Iris hyb_DBG_LAH_0592

If you’re looking for an indestructible perennial to grow along Colorado’s Front Range, you can’t beat bearded irises. They’re tough, hardy to zone 3. They’re drought tolerant. They aren’t fussy about soil. Deer and rabbits leave them alone (for the most part). And they come in nearly every color in the rainbow—and then some. How can you lose?


Grow This Iris for Foliage, Not Flowers

Iris pallida_DBG_LAH_0971While most people grow bearded irises for their rainbow of spectacular blooms, Variegated Sweet Iris (Iris pallida) is prized for its striking variegated leaves. Yes, it blooms in late spring with lovely violet-blue flowers, and your nose will appreciate their delightfully heady fragrance.

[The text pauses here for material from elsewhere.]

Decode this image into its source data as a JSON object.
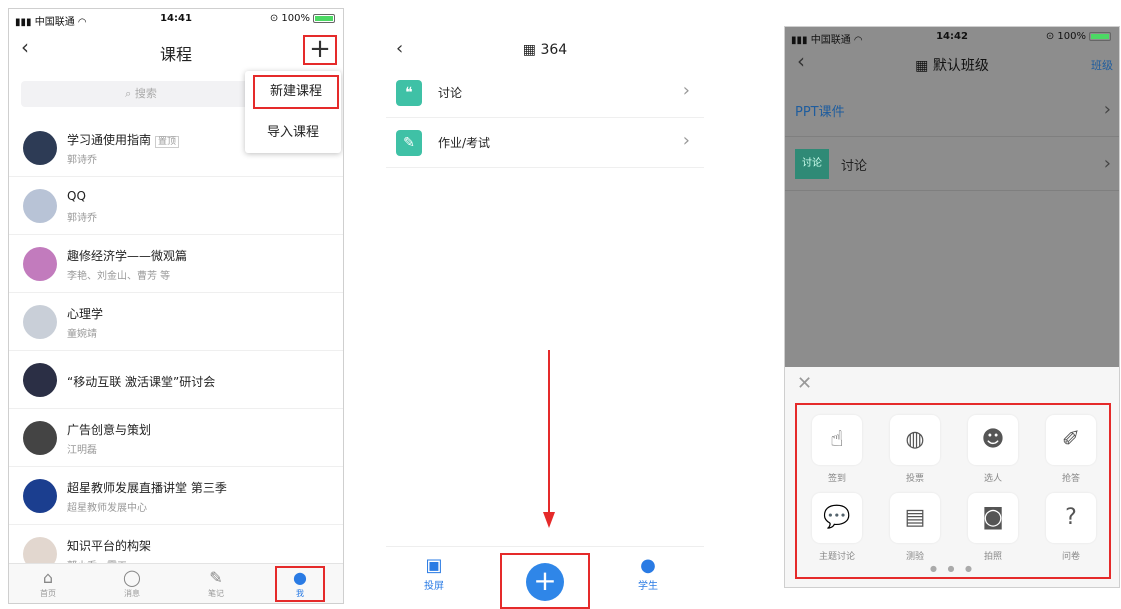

But long after the flowers fade, the stiff, sword-like leaves, with their vertical stripes of green, white and cream, will remain an exclamation point in the landscape. Plants grow two to three feet tall, and clumps spread over time.

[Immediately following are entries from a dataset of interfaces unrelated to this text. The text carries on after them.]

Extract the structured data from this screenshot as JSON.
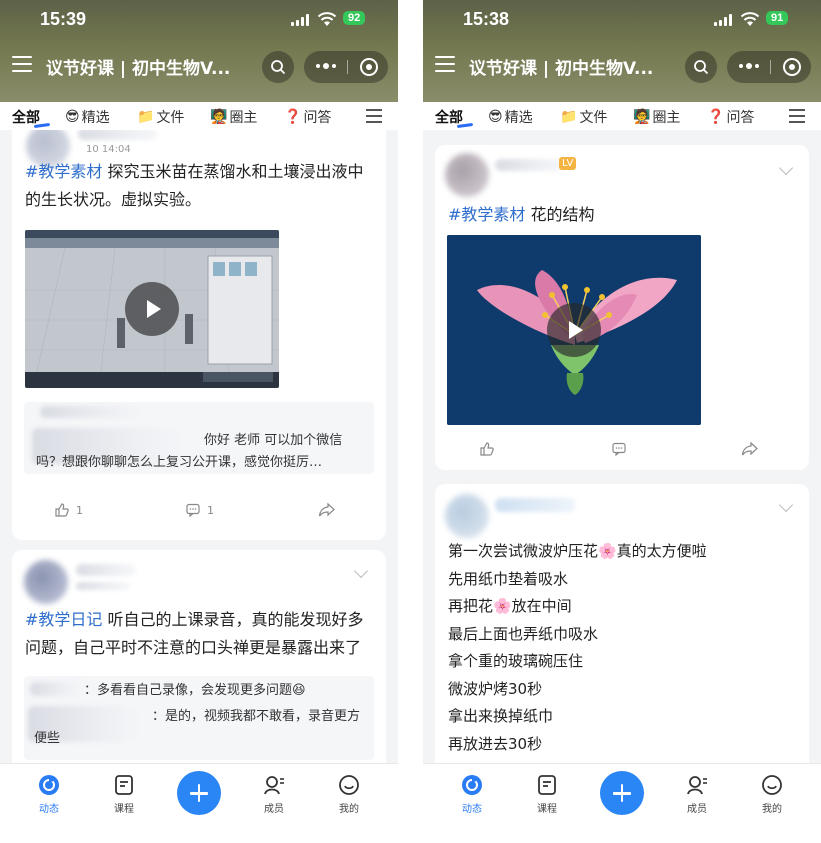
{
  "screens": [
    {
      "status": {
        "time": "15:39",
        "battery": "92"
      },
      "navbar": {
        "title": "议节好课 | 初中生物V..."
      },
      "tabs": [
        {
          "label": "全部",
          "emoji": ""
        },
        {
          "label": "精选",
          "emoji": "😎"
        },
        {
          "label": "文件",
          "emoji": "📁"
        },
        {
          "label": "圈主",
          "emoji": "🧑‍🏫"
        },
        {
          "label": "问答",
          "emoji": "❓"
        }
      ],
      "posts": [
        {
          "time": "10 14:04",
          "tag": "#教学素材",
          "text": " 探究玉米苗在蒸馏水和土壤浸出液中的生长状况。虚拟实验。",
          "comments": [
            {
              "text": "你好  老师   可以加个微信吗？想跟你聊聊怎么上复习公开课，感觉你挺厉…"
            }
          ],
          "likes": "1",
          "comment_count": "1"
        },
        {
          "time": "",
          "tag": "#教学日记",
          "text": " 听自己的上课录音，真的能发现好多问题，自己平时不注意的口头禅更是暴露出来了",
          "comments": [
            {
              "text": "：多看看自己录像，会发现更多问题😆"
            },
            {
              "text": "：是的，视频我都不敢看，录音更方便些"
            }
          ]
        }
      ]
    },
    {
      "status": {
        "time": "15:38",
        "battery": "91"
      },
      "navbar": {
        "title": "议节好课 | 初中生物V..."
      },
      "tabs": [
        {
          "label": "全部",
          "emoji": ""
        },
        {
          "label": "精选",
          "emoji": "😎"
        },
        {
          "label": "文件",
          "emoji": "📁"
        },
        {
          "label": "圈主",
          "emoji": "🧑‍🏫"
        },
        {
          "label": "问答",
          "emoji": "❓"
        }
      ],
      "posts": [
        {
          "tag": "#教学素材",
          "text": " 花的结构"
        },
        {
          "lines": [
            "第一次尝试微波炉压花🌸真的太方便啦",
            "先用纸巾垫着吸水",
            "再把花🌸放在中间",
            "最后上面也弄纸巾吸水",
            "拿个重的玻璃碗压住",
            "微波炉烤30秒",
            "拿出来换掉纸巾",
            "再放进去30秒"
          ]
        }
      ]
    }
  ],
  "bottom_nav": [
    {
      "label": "动态",
      "icon": "feed-icon",
      "active": true
    },
    {
      "label": "课程",
      "icon": "course-icon",
      "active": false
    },
    {
      "label": "",
      "icon": "plus-icon",
      "active": false
    },
    {
      "label": "成员",
      "icon": "members-icon",
      "active": false
    },
    {
      "label": "我的",
      "icon": "profile-icon",
      "active": false
    }
  ],
  "colors": {
    "accent": "#2a86f4",
    "tag": "#2f6ecc",
    "battery": "#34c759"
  }
}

Clean-shaven Irises

Iris hyb_XG-CO_LAH_6240Colorado gardeners are so familiar with Bearded Irises (Iris germanica) that we tend to forget there are any others. It’s true that Bearded Irises do exceptionally well in our climate and soils, but they won’t bloom for several more months. Two smaller relatives—Iris reticulata and Iris danfordia—are blooming now. Why not grow them as well?

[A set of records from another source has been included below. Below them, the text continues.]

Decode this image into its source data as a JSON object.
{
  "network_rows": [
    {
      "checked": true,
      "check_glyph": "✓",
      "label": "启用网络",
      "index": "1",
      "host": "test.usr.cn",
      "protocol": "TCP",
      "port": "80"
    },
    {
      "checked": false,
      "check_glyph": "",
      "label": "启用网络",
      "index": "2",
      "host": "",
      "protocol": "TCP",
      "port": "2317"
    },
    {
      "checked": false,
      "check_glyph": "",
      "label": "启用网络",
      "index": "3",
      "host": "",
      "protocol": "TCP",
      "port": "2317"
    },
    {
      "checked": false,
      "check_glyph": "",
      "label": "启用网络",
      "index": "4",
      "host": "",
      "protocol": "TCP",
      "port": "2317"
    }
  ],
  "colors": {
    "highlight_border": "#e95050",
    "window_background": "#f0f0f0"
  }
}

Iris reticulata and I. danfordia are collectively known as Dwarf Irises. You may also see them labeled miniature irises or rock garden irises. Iris danfordia is a sunny yellow with brown specks; I. reticulata comes in shades of blue, purple, lavender, maroon, white, and yellow. It has bright yellow and/or white markings on the petals. This species has a number of named cultivars, including ‘Harmony’ (deep  cornflower blue) and ‘J.S. Dijt’  (very deep purple). All the photos on this page are I. reticulata. (Hybrid irises typically sold as “Dutch Iris” are larger, and bloom later in the summer.)